New York University’s School of Professional Studies celebrated the 25th anniversary of its master’s in publishing program on November 17 with a ceremony and panel discussion with alumni focused on the future of the publishing business. Since NYU SPS launched the program in 1996, it has graduated nearly 900 students, said Andrea L. Chambers, associate dean at the Center for Publishing and Applied Liberal Arts.

“In the early years, the program was print-based and heavily focused on the business of publishing,” she noted, explaining that the curriculum has evolved with the industry. “As digital media began to grow in importance and influence, the program pivoted significantly, adding courses in all aspects of digital content development, distribution, and metrics for determining success.” It’s also expanded to cover such topics as social media, analytics, podcasting, and audience development.

“As immersive media grows in importance, we will integrate that into the curriculum, as well,” she added.

At the event, Chambers, who has helmed the program for 15 years, also received special recognition for her continued leadership and determination to help it grow.

We recently spoke with Chambers about the tools publishing professionals need today. (And look for more on the NYU publishing program in the Feb. 13, 2023, issue of PW.)

What’s the one quality publishing professionals need to succeed in this evolving business?

I don’t think one quality can capture what is necessary to succeed in this business. Several things come to mind: nimbleness, curiosity, love of words, cultural awareness. Perhaps being an artful communicator of the issues of our times may sum it up best.

What steps do you take to ensure students do not find a disconnect between learning about publishing and working in the industry?

In the MS in Publishing program, learning about publishing and working in the publishing industry, or preparing to work in the industry, are deeply interconnected. The program emphasizes industry-based learning in every aspect of the curriculum. Students are producing videos, creating sales and marketing plans, analyzing live web traffic, editing manuscripts, participating in mock book auctions and sales conferences, launching hypothetical podcasts, and conducting social media audits—to name just a few of the classroom activities and assignments in the program. In the final course, the capstone, students develop a business plan for a new media venture.

In addition, we strive to expand classroom learning into the industry itself. Each semester we take students on industry visits to get an inside look at how publishing and media businesses operate and meet the teams involved.
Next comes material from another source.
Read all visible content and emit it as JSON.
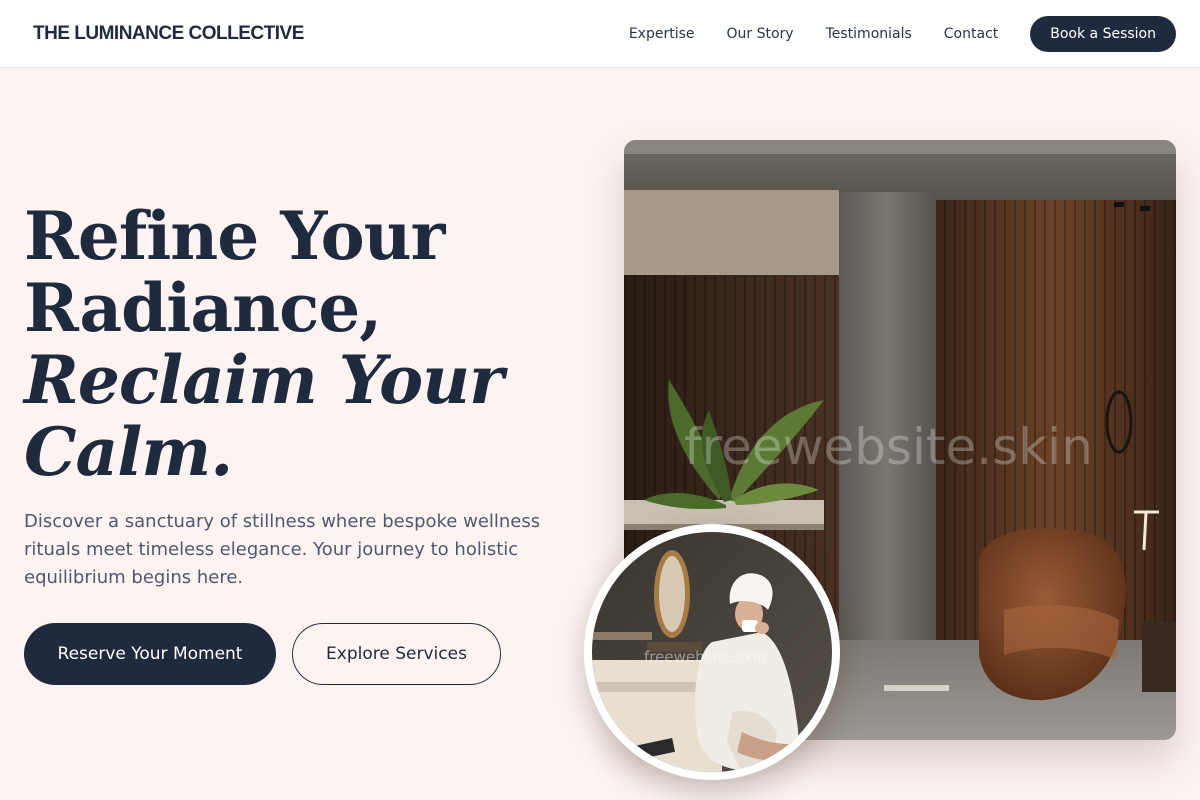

This semester, we have visited Little, Brown Books for Young Readers as well as NPR’s New York office to meet its podcast team, and next up in early December is Avid Reader Press at Simon & Schuster. Our students are invited to participate in major conferences like the U.S. Book Show, Digital Book World, and Comic Con. We also host public forums on key media issues for our students and the publishing community at large.

The publishing community has been an extraordinary partner in everything we do. Our faculty members are all key industry executives, including publishers, editors-in-chief, and top digital, sales, and marketing officers. They host industry visits, speak at our panels and conferences, serve as student mentors, and advise us on new industry trends. We have an extraordinary advisory board of top industry leaders who come together to help shape the curriculum and share ideas about what our students need to know now and in the future.

Our industry partners have been very supportive by providing internships and by constantly alerting us when positions open up at their companies. Recently, we launched a Diversity Scholarship initiative. The industry has been supportive of our efforts to provide funding to students from diverse backgrounds. Those who have contributed to this scholarship program include Penguin Random House, Macmillan, Simon & Schuster, Ulysses Press, and the Women’s Media Group.